In 1852 to 1865, Butt was elected to Westminister as Tory MP for both Harwich and Youghal in Co. Cork. In 1867 Butt became an advocate of Home Rule and legislative independence for Ireland. In 1869 Isaac founded the Amnesty Association for the release of Fenian prisoners.
In 1870 he founded the Irish Home Government Association and was influential in bringing about the Land Act of 1870 and The Ballot Act of 1873. In 1873 the Irish Home Government Association was renamed Home Rule League. In the General Election of 1874 his party won more than half the Irish seats at Westminister. At first his party failed to make any impact in Parliament. Butt believed in peaceful persuasion, but many of his colleagues believed in ‘obstructionism’. This meant disrupting the business of the Parliament by using delaying tactics. After fourteen attempts to amend the Land Laws failed between 1870 and 1876. Isaac warned the Parliament that the failures to deal with land issues would result in Land War. Isaac’s followers grew impatient and many withdrew their support. This divided the Home Rulers and left a struggle for the leadership for the party. Isaac tried to resign as leader of the party as he became dishearten with the lack of reform and commitment from the British Government. The Home Rulers retained confidence in him and he lead the party until 1879. The Home Rule Movement was a very important part of the progress towards Irish independence, which was eventually secured in 1921. Butt was known as the ‘Father of Home Rule’. His influence and passion were important to the movement.

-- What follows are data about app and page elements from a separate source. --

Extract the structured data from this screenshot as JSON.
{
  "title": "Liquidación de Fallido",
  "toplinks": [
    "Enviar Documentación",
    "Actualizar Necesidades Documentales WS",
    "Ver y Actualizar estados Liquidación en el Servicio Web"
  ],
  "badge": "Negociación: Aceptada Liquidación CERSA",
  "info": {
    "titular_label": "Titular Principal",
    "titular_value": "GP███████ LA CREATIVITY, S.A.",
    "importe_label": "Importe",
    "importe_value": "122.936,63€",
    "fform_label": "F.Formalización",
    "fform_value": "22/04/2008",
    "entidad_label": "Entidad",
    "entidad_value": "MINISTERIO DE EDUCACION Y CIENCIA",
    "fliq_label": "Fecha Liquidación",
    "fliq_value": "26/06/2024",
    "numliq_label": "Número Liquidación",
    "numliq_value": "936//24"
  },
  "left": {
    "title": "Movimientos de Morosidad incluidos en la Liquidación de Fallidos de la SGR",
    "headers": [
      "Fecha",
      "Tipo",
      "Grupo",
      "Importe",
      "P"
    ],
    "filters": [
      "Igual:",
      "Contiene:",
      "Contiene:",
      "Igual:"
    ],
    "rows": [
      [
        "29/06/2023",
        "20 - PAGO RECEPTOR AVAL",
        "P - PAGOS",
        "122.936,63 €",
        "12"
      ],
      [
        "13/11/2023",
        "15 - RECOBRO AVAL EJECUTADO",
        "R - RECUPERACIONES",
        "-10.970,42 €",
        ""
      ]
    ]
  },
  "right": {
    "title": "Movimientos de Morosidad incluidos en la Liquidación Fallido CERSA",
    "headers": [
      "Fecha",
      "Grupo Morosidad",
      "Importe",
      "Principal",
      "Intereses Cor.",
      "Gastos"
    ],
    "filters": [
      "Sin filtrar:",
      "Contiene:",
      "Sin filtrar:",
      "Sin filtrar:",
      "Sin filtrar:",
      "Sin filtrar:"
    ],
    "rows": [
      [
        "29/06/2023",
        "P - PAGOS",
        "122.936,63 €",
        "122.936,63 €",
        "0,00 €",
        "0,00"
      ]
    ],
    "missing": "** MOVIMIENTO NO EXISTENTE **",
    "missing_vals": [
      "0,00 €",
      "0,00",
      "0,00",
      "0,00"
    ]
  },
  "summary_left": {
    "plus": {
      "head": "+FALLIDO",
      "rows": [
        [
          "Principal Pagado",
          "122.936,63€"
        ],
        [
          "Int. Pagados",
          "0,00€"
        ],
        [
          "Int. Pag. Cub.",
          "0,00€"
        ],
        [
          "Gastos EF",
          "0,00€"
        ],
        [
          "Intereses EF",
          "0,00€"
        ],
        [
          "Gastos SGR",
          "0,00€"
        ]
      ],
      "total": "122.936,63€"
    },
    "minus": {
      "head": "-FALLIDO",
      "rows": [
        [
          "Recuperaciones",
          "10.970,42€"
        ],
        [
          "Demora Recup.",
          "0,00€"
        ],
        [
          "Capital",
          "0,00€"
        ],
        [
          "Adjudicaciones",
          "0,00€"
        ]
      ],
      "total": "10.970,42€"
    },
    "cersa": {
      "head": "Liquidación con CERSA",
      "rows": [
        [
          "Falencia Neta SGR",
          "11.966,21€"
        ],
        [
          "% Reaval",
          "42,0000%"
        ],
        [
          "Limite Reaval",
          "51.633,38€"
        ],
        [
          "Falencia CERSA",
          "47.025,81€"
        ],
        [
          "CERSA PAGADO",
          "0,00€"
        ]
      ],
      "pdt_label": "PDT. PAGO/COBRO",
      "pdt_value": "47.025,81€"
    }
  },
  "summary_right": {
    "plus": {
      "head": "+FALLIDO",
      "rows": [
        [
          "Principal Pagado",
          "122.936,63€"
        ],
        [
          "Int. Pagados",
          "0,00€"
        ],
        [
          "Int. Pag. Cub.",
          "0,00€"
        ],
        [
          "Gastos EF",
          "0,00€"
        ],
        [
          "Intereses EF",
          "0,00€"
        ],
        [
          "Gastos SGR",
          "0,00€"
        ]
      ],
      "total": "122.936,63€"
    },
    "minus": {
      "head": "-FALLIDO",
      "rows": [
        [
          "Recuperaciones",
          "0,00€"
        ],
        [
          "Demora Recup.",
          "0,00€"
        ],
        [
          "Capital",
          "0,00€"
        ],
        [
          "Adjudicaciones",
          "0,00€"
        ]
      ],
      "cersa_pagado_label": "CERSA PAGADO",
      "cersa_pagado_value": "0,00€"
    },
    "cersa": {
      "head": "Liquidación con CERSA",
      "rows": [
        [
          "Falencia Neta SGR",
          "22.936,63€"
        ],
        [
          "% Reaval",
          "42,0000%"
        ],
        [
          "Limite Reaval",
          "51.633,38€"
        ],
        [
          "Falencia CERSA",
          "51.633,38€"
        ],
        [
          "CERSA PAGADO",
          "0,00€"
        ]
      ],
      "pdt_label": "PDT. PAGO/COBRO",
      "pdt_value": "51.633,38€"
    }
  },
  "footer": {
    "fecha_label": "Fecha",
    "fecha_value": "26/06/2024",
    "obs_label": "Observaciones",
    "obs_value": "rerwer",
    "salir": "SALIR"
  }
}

Isaac Butt died on the 5th May 1879 in Clonskeagh in Dublin. His remains were brought by train to Stranorlar, in Co. Donegal. He is buried in accordance with his wishes at a spot in the Church of Ireland cemetery in Stranorlar, where he often studied his lessons as a boy.
The Butt Bridge close to Liberty Hall in Dublin, was opened in 1879 and named in his honour. This represents the high regard the Irish people had for Isaac Butt, who worked tirelessly to build bridges towards a better future for the Irish people. The Butt Hall in Ballybofey opened in 1919 and was recently replaced with the Balor Theatre. In August 1998 the Isaac Butt Heritage Centre was officially opened by Dr. James McDaid in Cloghan, Ballybofey. In more recent times a monument of Isaac Butt was unveiled in Stranorlar on Saturday 21st July 2012.